When you’re writing just for yourself, you’re in control. Of everything. You control what your characters do, what they say and think and wear, what happens to them, where their story begins and ends. Every aspect of the story is completely in your hands. It’s your book. All yours.
When you work with a publisher, that changes.
All of a sudden, you’re not alone. You have a team. Other people are weighing in on decisions, if not outright making them for you. And the good news is, they’ve done this before and you haven’t, so their decisions are generally coming from the right place, based on knowledge and experience. The bad news is, you may not always agree with them, and when it comes down to it, you’re almost certainly going to lose control.
I don’t want to use my space here this month to make an argument about whether that’s good or bad, about whether an author’s loss of control is an argument for taking another route to publication. What I’d like to do, instead, is share my experience, and give you some tips for a) claiming the control that you can, and b) totally being okay with being out-of-control when it’s called for.
About a year before my debut novel The Kitchen Daughter came out, my agent raised a flag: the publisher was thinking about bringing the book out as a trade paperback original instead of hardcover. My first reaction, of course, was panic: What does that mean? Don’t they think the book’s strong enough to sell in hardcover? Is there any way in the world I could make back my advance if this happens? We’ve got to stop it!

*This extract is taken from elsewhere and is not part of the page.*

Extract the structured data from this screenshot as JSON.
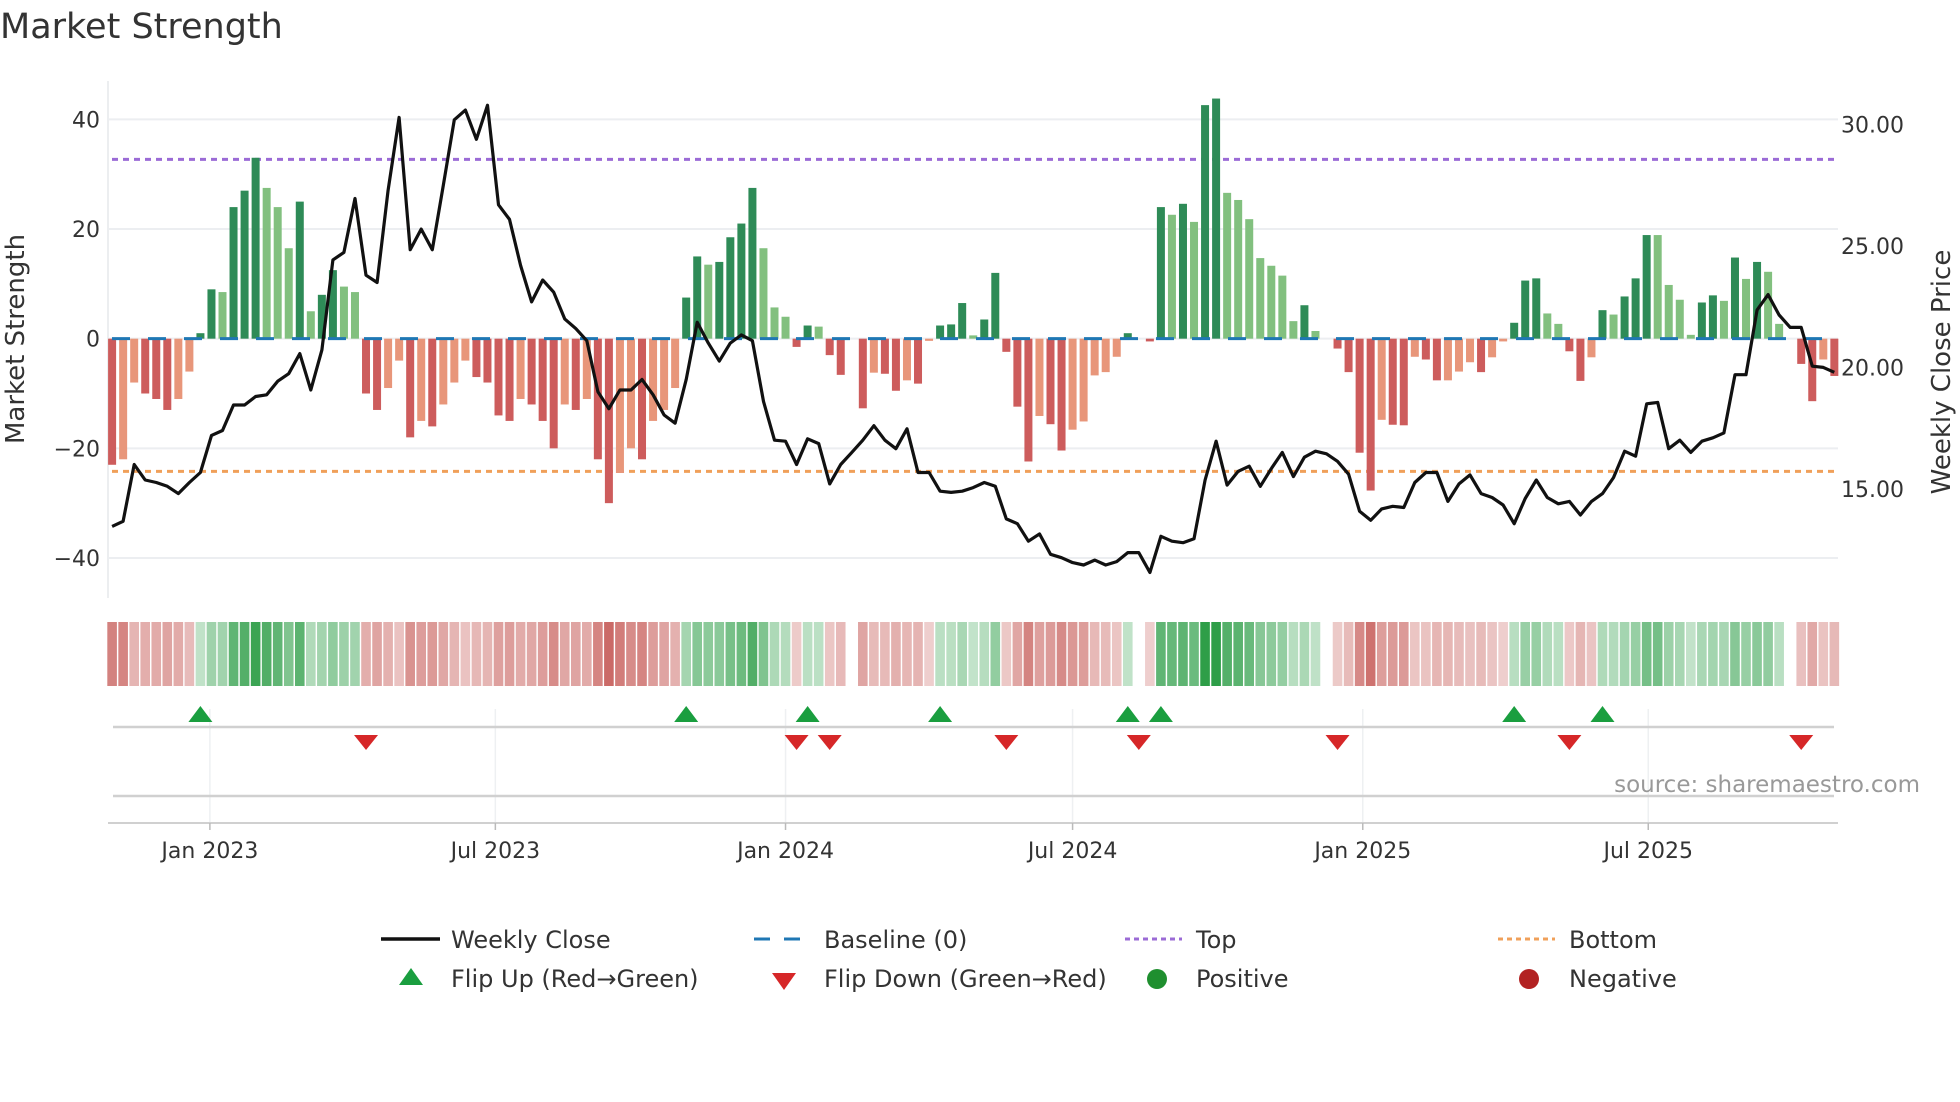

My second reaction, somewhat more level-headed, was: I’ve got to find out more about what this means.
Step 1: Do your research. [Read more…]